> [The task]:
Please repeat the entries below exactly as written, leaving out any images.

> [Record set]:
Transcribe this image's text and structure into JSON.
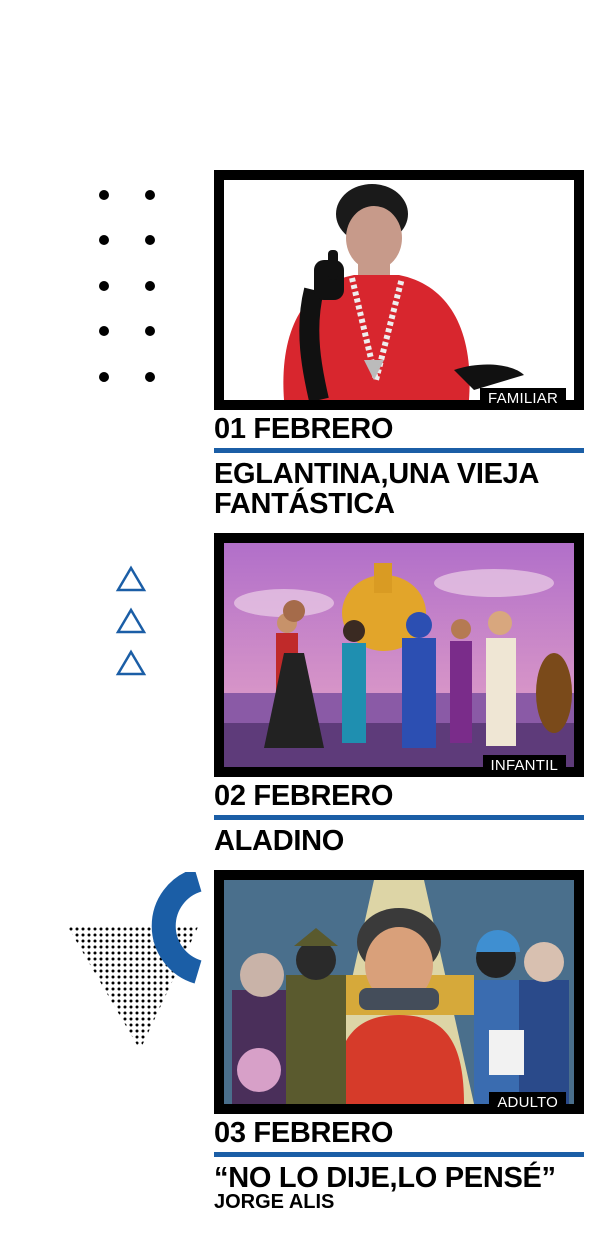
{
  "events": [
    {
      "category": "FAMILIAR",
      "date": "01 FEBRERO",
      "title": "EGLANTINA,UNA VIEJA FANTÁSTICA",
      "image_desc": "performer-in-red-dress"
    },
    {
      "category": "INFANTIL",
      "date": "02 FEBRERO",
      "title": "ALADINO",
      "image_desc": "aladdin-cast-on-stage"
    },
    {
      "category": "ADULTO",
      "date": "03 FEBRERO",
      "title": "“NO LO DIJE,LO PENSÉ”",
      "subtitle": "JORGE ALIS",
      "image_desc": "comedian-caricature-poster"
    }
  ],
  "colors": {
    "accent": "#1b5ea6",
    "frame": "#000000",
    "text": "#000000",
    "background": "#ffffff"
  }
}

> [Finished task]:
Transcribe this image's text and structure into JSON.
{
  "events": [
    {
      "category": "FAMILIAR",
      "date": "01 FEBRERO",
      "title": "EGLANTINA,UNA VIEJA FANTÁSTICA",
      "image_desc": "performer-in-red-dress"
    },
    {
      "category": "INFANTIL",
      "date": "02 FEBRERO",
      "title": "ALADINO",
      "image_desc": "aladdin-cast-on-stage"
    },
    {
      "category": "ADULTO",
      "date": "03 FEBRERO",
      "title": "“NO LO DIJE,LO PENSÉ”",
      "subtitle": "JORGE ALIS",
      "image_desc": "comedian-caricature-poster"
    }
  ],
  "colors": {
    "accent": "#1b5ea6",
    "frame": "#000000",
    "text": "#000000",
    "background": "#ffffff"
  }
}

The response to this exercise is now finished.